As previously reported, the Senate approved a version of the tax bill. Not to be outdone, the House did, too (yesterday). The problem? Er, they’re not consistent and it’s not clear when (and if) the two can be reconciled.
The top priority of the House in what was a narrow victory, 234-197, seemed to be capital gains. The 15% tax rate for investment income, passed in years prior, was set to expire in 2008. Like most tax bills in Congress, the legislature again chose not to think long term and merely extended the current bill by two years. Likewise, other provisions set to sunset at the end of 2005, including deductions for state and local sales taxes and tuition, were also extended.
This follows a bill passed on Wednesday aimed at reducing the AMT consequences to the middle class. The AMT was originally implemented to prevent the wealthy from artificially reducing their tax bill through the use of “tax preference” items. However, the specifics of the AMT had not been re-examined in recent years and many middle class Americans were getting “caught” in the AMT tax snare. The bill passed by the House would extend for one year, through 2006, an increase in the levels of income that would be exempt from the AMT, which would result in preventing approximately 17 million or so taxpayers from being subject to the higher tax next year.

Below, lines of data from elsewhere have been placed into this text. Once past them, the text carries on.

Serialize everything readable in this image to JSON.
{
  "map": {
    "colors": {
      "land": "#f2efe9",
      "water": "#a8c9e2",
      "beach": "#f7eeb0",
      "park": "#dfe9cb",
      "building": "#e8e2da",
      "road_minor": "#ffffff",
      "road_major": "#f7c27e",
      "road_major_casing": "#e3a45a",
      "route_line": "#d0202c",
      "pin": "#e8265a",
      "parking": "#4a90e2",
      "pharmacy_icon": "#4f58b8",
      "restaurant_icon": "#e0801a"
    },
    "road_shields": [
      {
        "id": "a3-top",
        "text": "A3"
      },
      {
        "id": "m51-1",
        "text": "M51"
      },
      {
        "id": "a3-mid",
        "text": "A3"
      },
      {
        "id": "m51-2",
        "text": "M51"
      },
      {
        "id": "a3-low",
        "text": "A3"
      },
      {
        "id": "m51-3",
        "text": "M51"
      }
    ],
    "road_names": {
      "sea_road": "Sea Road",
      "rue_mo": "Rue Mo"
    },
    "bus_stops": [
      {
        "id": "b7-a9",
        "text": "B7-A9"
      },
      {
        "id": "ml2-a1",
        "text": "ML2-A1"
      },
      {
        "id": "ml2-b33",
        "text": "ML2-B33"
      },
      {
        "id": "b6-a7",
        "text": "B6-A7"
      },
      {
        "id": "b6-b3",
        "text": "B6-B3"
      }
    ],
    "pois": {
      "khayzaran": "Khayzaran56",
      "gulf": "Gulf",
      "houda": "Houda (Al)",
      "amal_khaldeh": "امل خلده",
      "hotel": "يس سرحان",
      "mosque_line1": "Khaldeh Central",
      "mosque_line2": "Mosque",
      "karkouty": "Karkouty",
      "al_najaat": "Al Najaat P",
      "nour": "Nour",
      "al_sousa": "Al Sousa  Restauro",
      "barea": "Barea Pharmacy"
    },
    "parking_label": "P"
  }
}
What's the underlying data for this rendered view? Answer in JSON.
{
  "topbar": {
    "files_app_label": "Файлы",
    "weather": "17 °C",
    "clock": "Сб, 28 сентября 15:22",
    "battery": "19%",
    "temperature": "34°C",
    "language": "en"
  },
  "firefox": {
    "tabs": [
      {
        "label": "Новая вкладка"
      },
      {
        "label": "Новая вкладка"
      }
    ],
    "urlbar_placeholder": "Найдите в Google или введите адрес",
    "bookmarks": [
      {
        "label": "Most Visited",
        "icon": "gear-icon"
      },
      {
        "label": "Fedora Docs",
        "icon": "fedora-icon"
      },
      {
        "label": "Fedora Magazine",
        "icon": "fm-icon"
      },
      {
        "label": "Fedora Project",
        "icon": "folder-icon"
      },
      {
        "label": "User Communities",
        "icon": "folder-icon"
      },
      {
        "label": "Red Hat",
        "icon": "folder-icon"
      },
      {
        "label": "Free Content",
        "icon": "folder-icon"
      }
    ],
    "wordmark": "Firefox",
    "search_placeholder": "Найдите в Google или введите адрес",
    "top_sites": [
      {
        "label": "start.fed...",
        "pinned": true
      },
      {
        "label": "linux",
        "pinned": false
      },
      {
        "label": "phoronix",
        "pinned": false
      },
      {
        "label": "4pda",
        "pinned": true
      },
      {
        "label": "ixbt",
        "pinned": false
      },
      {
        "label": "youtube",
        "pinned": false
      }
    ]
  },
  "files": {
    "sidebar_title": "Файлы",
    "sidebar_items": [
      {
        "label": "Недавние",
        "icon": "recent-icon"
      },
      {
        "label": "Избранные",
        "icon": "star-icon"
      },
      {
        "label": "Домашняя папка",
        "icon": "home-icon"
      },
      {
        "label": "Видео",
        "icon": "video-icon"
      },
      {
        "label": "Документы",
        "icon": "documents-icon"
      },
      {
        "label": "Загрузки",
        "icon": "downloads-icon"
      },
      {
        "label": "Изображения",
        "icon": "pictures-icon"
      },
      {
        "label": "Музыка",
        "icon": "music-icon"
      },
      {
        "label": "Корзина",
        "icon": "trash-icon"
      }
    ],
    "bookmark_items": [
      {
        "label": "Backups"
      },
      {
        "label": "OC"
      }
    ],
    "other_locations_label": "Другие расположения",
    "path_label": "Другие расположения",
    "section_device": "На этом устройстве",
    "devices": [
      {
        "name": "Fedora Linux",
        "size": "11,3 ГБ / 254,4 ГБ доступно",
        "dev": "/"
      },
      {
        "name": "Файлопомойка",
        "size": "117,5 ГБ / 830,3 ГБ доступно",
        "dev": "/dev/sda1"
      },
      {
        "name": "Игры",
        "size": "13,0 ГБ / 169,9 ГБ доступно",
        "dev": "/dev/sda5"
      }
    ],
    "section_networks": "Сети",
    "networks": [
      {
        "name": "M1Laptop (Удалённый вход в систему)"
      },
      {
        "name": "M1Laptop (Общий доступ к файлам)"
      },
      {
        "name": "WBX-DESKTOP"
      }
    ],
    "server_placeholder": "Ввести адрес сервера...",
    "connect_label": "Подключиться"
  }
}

An additional tax bill passed overwhelmingly (415-4) to provide tax breaks and tax incentives to the Gulf Coast following the devastation of Hurricane Katrina.